“Slowly everybody got onboard,” she said of the community buy-in.
“To get that award, it means a lot,” said Judy Morrissey-Richard, chair of the community’s CIB committee. “It’s what we’ve been striving for.”
She insisted Tignish would not rest on its laurels but will enter the national competition again and continue to work on improvements. “There’s always room to grow. Always room to grow,” she said, adding that community volunteers help make it happen. She said she hopes to grow the committee and focus on developing activities in all four seasons. This year she wants to re-introduce the Santa Claus parade.
Municipal staff and summer workers were also recognized for their commitment to improving their community.
Charlottetown, which will host Communities in Bloom National & International Awards Ceremonies next year, was the only other P.E.I. community to receive a national award this year, The Municipal World Winterlife Award.
McHugh remarked on how residents take interest in the displays and seek advice on how they can carry out similar projects on their properties.
When McInnis suggested he will be proposing council provide a greenhouse to help get an early start on displays for future years, McHugh responded with glee: “Weak pile of annuals!”
Besides the national award for communities under 1,000, the Tignish Legion’s Veterans Memorial Garden was awarded a second place prize of $500 in a new national category for Memorial Gardens.
As a national winner, Tignish will compete in a Circle of Winners category in future years.

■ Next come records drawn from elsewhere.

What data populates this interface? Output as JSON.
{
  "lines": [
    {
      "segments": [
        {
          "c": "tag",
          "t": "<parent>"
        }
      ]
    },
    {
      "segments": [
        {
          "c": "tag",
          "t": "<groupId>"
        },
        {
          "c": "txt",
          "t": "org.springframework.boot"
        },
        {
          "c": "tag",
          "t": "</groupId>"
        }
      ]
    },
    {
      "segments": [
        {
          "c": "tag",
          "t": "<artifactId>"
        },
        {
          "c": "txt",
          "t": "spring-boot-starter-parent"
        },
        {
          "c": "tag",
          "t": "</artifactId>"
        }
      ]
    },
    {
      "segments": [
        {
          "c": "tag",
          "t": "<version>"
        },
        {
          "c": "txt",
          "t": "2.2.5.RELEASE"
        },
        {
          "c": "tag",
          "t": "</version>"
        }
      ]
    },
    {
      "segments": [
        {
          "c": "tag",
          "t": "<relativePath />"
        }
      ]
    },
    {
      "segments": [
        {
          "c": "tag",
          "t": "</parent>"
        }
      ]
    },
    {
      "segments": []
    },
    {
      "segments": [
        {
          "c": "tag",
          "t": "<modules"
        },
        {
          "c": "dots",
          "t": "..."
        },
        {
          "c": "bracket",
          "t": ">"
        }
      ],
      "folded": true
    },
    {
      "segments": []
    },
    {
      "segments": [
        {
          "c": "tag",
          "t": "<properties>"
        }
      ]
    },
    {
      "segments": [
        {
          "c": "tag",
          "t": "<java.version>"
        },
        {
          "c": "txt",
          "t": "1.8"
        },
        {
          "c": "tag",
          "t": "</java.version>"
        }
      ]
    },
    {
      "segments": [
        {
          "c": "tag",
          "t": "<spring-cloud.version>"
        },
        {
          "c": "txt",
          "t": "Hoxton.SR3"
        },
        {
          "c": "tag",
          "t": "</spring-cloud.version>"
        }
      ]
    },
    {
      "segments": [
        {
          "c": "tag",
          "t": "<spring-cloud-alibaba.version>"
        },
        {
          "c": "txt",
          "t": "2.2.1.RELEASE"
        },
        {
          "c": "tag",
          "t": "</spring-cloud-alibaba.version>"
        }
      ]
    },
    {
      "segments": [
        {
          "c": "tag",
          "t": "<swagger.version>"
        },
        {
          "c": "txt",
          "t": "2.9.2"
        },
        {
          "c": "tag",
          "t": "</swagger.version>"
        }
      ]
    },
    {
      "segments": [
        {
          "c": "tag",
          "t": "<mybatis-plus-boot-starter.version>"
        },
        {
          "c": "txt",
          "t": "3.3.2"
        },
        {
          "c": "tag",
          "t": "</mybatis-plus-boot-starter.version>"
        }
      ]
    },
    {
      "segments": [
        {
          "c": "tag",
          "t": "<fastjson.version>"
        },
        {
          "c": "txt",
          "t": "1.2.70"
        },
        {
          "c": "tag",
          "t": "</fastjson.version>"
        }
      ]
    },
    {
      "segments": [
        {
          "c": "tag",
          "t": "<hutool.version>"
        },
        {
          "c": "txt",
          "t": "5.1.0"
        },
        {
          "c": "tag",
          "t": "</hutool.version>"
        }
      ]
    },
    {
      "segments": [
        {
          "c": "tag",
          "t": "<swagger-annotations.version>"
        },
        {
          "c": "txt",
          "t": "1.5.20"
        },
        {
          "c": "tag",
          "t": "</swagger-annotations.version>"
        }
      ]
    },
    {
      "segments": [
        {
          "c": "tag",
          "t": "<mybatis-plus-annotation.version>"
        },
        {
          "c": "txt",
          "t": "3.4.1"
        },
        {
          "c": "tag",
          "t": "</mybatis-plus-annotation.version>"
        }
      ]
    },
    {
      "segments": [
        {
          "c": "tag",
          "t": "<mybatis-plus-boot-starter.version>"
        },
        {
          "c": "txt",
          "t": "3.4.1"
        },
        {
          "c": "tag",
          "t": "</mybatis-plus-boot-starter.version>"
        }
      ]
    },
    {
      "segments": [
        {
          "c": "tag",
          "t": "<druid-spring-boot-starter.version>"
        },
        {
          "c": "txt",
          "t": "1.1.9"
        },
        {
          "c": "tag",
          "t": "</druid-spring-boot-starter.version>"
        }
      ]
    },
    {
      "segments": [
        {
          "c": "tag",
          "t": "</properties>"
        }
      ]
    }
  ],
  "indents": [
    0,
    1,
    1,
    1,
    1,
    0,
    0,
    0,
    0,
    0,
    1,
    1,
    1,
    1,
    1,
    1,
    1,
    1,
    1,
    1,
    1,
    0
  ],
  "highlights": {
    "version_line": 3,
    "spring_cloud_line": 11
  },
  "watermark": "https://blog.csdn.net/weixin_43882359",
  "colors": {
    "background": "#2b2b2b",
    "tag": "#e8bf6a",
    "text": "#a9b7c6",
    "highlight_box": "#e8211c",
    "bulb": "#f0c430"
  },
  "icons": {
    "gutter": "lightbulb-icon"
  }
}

McHugh, however has her sights set on an even bigger prize: international recognition for Tignish.